In 1973—“the 12 months of infamy”—the final American bombs were fallen on Cambodia, OPEC issued an oil embargo, the stock exchange crashed, and Woodward and Bernstein unveiled that there was clearly more to your Watergate break-in than had first showed up. Also by US requirements, it absolutely was a brief minute of extravagant uneasiness, disillusionment, and mania. In the middle of this maelstrom arrived a strange and determinedly anachronistic novel that is new William Goldman. It told the fairy-tale tale of a Princess known as Buttercup, her abduction by the prince that is evil a six-fingered count, and her rescue by a soft-hearted giant, a vengeance-mad swordsman, and a debonair masked hero called Westley. It is hard to consider a novel that bears less connection to its time compared to Princess Bride. Which will be precisely what made The Princess Bride therefore prompt.

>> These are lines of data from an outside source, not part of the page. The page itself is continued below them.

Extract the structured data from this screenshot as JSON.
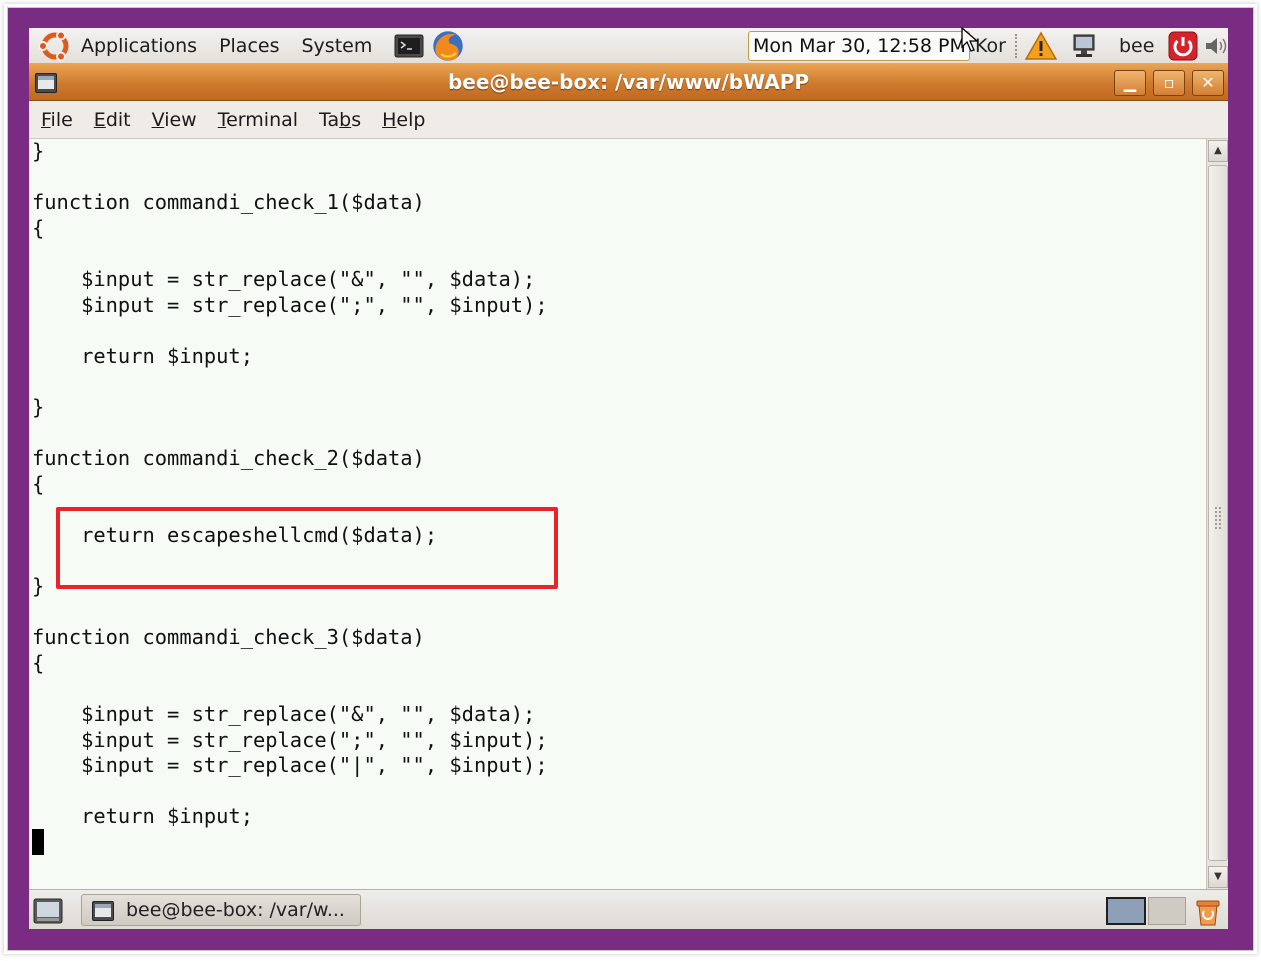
{
  "top_panel": {
    "menus": [
      "Applications",
      "Places",
      "System"
    ],
    "clock": "Mon Mar 30, 12:58 PM",
    "keyboard_layout": "Kor",
    "username": "bee"
  },
  "window": {
    "title": "bee@bee-box: /var/www/bWAPP",
    "buttons": [
      "minimize",
      "maximize",
      "close"
    ]
  },
  "menubar": {
    "items": [
      {
        "mnemonic": "F",
        "rest": "ile"
      },
      {
        "mnemonic": "E",
        "rest": "dit"
      },
      {
        "mnemonic": "V",
        "rest": "iew"
      },
      {
        "mnemonic": "T",
        "rest": "erminal"
      },
      {
        "pre": "Ta",
        "mnemonic": "b",
        "rest": "s"
      },
      {
        "mnemonic": "H",
        "rest": "elp"
      }
    ]
  },
  "terminal": {
    "lines": [
      "}",
      "",
      "function commandi_check_1($data)",
      "{",
      "",
      "    $input = str_replace(\"&\", \"\", $data);",
      "    $input = str_replace(\";\", \"\", $input);",
      "",
      "    return $input;",
      "",
      "}",
      "",
      "function commandi_check_2($data)",
      "{",
      "",
      "    return escapeshellcmd($data);",
      "",
      "}",
      "",
      "function commandi_check_3($data)",
      "{",
      "",
      "    $input = str_replace(\"&\", \"\", $data);",
      "    $input = str_replace(\";\", \"\", $input);",
      "    $input = str_replace(\"|\", \"\", $input);",
      "",
      "    return $input;",
      ""
    ],
    "highlight_color": "#e8232a",
    "background_color": "#f7fbf6"
  },
  "bottom_panel": {
    "task_label": "bee@bee-box: /var/w..."
  },
  "colors": {
    "desktop": "#7a2c82",
    "titlebar": "#cf7a2d",
    "panel": "#e9e6e1"
  }
}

It is feasible that the reader that is suspicious discern specific Nixonian characteristics in Humperdinck, Goldman’s vain, conspiratorial, power-hungry prince, or see in Count Rugen, the prince’s diabolical, merciless, hypocritical hatchet man, a medieval Robert Haldeman. But Goldman is not interested in satire; plus its one of the novel’s central motifs that satire is just a bloodless, empty exercise, destroyed on all however the many pretentious, scholarly visitors. Read more »